Ever since the government of Botswana took a highly commendable decision last week to abandon the sale of Air Botswana to SA Airlink, the privatisation agency (Peepa) has been frantically running amok trying to absolve themselves from the untidy mess that had become the aborted transaction.
As was to be expected when giving out information on the stillborn deal (through a select platform of their favoured media friends), Peepa sticks to a clearly rehearsed strategy of only selectively giving out only that information that favours their designs.
It is also reprehensible how some media houses have allowed themselves to be used; from day one becoming gullible purveyors of the Peepa story – buying it line, hook and sinker without inklings of cynicism expected of watchdog players they claim to be.
While we find that bad enough, what is even more appalling is the blame shifting strategy the Peepa executives seem to have lately perfected.
We want to advise Peepa that instead of blaming everyone for their shortcomings and clutching at straws, they should get their house in order first.
The truth never to be forgotten is that Peepa remains a government company wholly financed from public money.
We have in the past supported calls on government to enact a privatisation law.
We still do.
We have also in the past gone at length to point out that, under the prevailing circumstances, it was inevitable that Peepa would encounter problems as a result of resistance and ill will from some empire builders in government.
Naturally, such people would feel that Peepa was encroaching if not attempting to dismantle their empires and turfs thereby bringing about an inevitable clash of interests.
In our more than a dozen articles and editorials, we said the absence of a parliament sanctified law caused not only uncertainty but also gave too much room to footloose wealth mongers who wanted to use the privatisation transactions for personal gain at the exclusion of the nation at large.

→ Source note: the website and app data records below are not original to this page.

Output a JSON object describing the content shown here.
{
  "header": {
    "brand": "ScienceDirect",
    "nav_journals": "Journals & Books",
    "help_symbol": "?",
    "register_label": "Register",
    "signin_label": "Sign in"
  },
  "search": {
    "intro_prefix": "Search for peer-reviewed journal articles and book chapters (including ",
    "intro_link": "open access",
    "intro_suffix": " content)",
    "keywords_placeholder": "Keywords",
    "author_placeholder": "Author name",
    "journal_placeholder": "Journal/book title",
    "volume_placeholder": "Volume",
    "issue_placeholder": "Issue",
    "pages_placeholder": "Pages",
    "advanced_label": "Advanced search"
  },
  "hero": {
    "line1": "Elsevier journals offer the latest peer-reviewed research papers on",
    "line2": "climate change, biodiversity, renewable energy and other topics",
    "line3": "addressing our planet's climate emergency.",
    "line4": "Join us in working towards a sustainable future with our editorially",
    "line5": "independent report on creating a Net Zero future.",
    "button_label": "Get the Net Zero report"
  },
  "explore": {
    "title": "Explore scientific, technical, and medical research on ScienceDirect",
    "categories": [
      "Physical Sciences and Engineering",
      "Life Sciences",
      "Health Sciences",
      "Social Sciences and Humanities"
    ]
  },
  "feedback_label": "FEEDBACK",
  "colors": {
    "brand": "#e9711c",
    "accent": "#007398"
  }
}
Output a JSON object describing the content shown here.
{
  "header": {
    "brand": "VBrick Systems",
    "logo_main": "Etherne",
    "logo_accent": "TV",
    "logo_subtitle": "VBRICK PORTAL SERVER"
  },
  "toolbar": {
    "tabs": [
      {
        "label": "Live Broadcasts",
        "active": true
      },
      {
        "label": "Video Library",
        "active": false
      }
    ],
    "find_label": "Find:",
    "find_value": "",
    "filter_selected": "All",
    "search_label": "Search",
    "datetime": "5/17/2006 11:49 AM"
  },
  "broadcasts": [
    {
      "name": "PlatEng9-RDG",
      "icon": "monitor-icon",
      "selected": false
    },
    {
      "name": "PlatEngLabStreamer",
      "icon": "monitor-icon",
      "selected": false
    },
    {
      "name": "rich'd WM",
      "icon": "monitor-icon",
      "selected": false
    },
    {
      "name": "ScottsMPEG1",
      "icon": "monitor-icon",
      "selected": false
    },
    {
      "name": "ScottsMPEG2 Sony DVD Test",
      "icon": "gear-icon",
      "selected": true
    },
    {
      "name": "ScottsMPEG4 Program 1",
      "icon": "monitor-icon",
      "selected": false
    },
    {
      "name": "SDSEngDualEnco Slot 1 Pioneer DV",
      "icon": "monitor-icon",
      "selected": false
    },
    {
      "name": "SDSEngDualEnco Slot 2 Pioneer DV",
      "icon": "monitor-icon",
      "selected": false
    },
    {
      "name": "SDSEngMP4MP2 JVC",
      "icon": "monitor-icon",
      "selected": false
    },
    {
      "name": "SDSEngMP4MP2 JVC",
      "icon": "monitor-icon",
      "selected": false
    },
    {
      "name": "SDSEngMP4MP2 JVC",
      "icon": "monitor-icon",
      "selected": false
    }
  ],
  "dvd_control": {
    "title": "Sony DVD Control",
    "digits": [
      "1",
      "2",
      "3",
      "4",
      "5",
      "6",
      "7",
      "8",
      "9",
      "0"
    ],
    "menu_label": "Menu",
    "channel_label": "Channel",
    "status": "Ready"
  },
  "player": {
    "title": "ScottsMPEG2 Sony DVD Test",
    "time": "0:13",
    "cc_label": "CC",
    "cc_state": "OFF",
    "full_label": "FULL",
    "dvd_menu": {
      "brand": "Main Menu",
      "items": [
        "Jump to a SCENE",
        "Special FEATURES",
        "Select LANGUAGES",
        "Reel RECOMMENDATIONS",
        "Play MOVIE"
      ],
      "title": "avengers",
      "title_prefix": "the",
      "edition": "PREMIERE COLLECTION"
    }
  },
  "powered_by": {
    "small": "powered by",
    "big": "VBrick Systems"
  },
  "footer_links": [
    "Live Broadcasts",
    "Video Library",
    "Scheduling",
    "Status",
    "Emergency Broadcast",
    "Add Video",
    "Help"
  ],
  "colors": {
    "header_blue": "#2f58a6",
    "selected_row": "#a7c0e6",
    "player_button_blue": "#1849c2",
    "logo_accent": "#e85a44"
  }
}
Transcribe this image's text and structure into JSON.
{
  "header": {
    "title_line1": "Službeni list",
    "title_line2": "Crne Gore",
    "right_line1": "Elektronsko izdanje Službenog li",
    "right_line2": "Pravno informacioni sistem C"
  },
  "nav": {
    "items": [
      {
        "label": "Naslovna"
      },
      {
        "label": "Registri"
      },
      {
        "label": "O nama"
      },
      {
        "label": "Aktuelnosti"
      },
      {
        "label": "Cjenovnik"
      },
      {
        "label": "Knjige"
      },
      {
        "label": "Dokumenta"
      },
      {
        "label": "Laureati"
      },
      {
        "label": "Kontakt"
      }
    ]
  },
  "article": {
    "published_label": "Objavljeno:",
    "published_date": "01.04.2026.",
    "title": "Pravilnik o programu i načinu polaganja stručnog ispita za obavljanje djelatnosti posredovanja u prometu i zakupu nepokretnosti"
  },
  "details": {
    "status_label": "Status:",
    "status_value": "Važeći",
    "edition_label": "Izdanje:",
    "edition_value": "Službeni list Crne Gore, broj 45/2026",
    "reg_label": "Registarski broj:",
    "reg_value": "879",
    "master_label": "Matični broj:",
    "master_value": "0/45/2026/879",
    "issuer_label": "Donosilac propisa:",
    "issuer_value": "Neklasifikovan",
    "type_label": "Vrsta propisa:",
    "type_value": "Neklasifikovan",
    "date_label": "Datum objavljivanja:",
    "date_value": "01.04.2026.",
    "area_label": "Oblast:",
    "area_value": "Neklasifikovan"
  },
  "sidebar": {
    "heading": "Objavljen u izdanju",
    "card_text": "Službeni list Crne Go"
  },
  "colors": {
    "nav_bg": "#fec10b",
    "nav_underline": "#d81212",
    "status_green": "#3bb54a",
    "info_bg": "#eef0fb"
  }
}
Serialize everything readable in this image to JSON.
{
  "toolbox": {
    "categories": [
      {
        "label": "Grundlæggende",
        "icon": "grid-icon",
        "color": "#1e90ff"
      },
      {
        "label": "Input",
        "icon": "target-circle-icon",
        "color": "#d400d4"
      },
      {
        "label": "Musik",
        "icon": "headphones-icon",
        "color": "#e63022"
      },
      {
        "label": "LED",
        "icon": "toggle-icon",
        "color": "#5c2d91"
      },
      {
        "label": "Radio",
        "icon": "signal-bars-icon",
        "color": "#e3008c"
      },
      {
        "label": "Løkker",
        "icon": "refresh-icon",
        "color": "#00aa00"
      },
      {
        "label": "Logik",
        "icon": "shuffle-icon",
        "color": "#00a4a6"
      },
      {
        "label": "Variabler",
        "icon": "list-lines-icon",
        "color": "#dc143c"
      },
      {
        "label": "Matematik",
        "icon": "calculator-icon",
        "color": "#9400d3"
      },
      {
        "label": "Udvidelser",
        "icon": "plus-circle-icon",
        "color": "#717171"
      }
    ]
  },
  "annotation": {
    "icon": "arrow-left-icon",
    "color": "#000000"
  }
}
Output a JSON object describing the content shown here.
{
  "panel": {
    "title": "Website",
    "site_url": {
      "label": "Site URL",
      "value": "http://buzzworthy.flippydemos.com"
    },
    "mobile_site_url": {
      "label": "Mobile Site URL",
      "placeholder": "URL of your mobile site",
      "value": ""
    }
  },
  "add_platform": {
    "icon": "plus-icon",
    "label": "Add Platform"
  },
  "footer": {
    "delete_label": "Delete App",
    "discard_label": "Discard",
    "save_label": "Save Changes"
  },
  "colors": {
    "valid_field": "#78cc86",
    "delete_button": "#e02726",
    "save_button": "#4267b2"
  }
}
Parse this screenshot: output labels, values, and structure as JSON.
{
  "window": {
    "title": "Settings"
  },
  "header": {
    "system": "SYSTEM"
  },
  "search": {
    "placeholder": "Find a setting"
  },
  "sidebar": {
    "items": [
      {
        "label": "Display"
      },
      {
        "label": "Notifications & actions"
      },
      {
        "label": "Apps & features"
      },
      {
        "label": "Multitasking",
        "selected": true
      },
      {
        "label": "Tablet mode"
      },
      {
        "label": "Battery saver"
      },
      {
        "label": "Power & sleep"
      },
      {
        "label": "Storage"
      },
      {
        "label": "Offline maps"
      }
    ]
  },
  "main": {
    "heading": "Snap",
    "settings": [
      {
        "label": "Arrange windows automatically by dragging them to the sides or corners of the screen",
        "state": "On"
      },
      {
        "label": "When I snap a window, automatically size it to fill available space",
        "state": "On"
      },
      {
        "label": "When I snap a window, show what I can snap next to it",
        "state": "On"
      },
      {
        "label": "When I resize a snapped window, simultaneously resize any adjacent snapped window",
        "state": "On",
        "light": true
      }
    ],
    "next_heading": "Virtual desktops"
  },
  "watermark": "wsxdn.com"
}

In fact, at the height of tensions surrounding Peepa, we went as far as to take sides with the government, precisely Vice President Ian Khama, when some Peepa board members wanted to overrule cabinet’s re-appointment of Joshua Galeforolwe as Chief Executive.
It would, therefore, be insincere and disingenuous for anyone, least of all Peepa executives, to read any ulterior motives in our disposition to them as an organization.
That said we want to point out that having sided with Peepa executives in the past did not in anyway mean we were indebted or beholden to them.
It was just that, at the time, we happened to be on the same wavelength in as far as we interpreted the unfolding events was concerned.
Having sided with them in the past was in no way a guarantee that we would turn a blind eye to their excesses and unsavory designs that included sinister attempts to use spin to dig themselves out of a litany of self inflicted problems; problems that worsened following a well debated parliamentary motion to call off the privatization of Air Botswana.
Although we sided with Peepa in the past, we have always taken it as our bounden duty to part ways with Peepa executives when we felt they were no longer serving national interests.
We sided with Peepa not out of any eagerness to gain the organisation’s approval as seems to be happening with some media houses but because we felt at the time that Peepa was being unfairly accused of wrongdoing.
The tables have changed and we think it is Peepa that is underperforming.
Early in the year, Peepa promised not only to privatize GEMVAS (the government car and housing scheme) they said they would also transfer a stake of BTC to private hands.
That sadly has not happened.
All we did and continue to do is to spell those shortcomings.
If, by so doing, we are guilty of any offence then we plead guilty as charged, gladly sign up the confession and cheerfully admit to being an enemy of Peepa.
We want to underscore the fact that we abhor the strategy by Peepa executives to try to blame everyone else but themselves.
That to us amounts to nothing more than clutching at the straws.
Peepa would do themselves a favour by internalising the age old adage that “when inside a hole stop digging.”
It’s surprising that though they are themselves masters of the art of criticising other people, Peepa executives would themselves not abide any form of criticisms from any quarters.
It is difficult to see how, against all evidence, Peepa executives want the nation to believe them and take them seriously when they say that all their shortcomings are an exclusive result of political sabotage by politicians who do not want to buy into the privatization process.
If Peepa executives are in touch with the public mood they would have long read what has been a groundswell of disillusionment against them and their organization which has now turned into resentment; a result of too much talk and no delivery.
Criticising everybody else while not doing their part as Peepa is wont to doing is a strategy of malingering hounds.
We expect more and better from an organization tasked with an infinitely important job of public sector reform.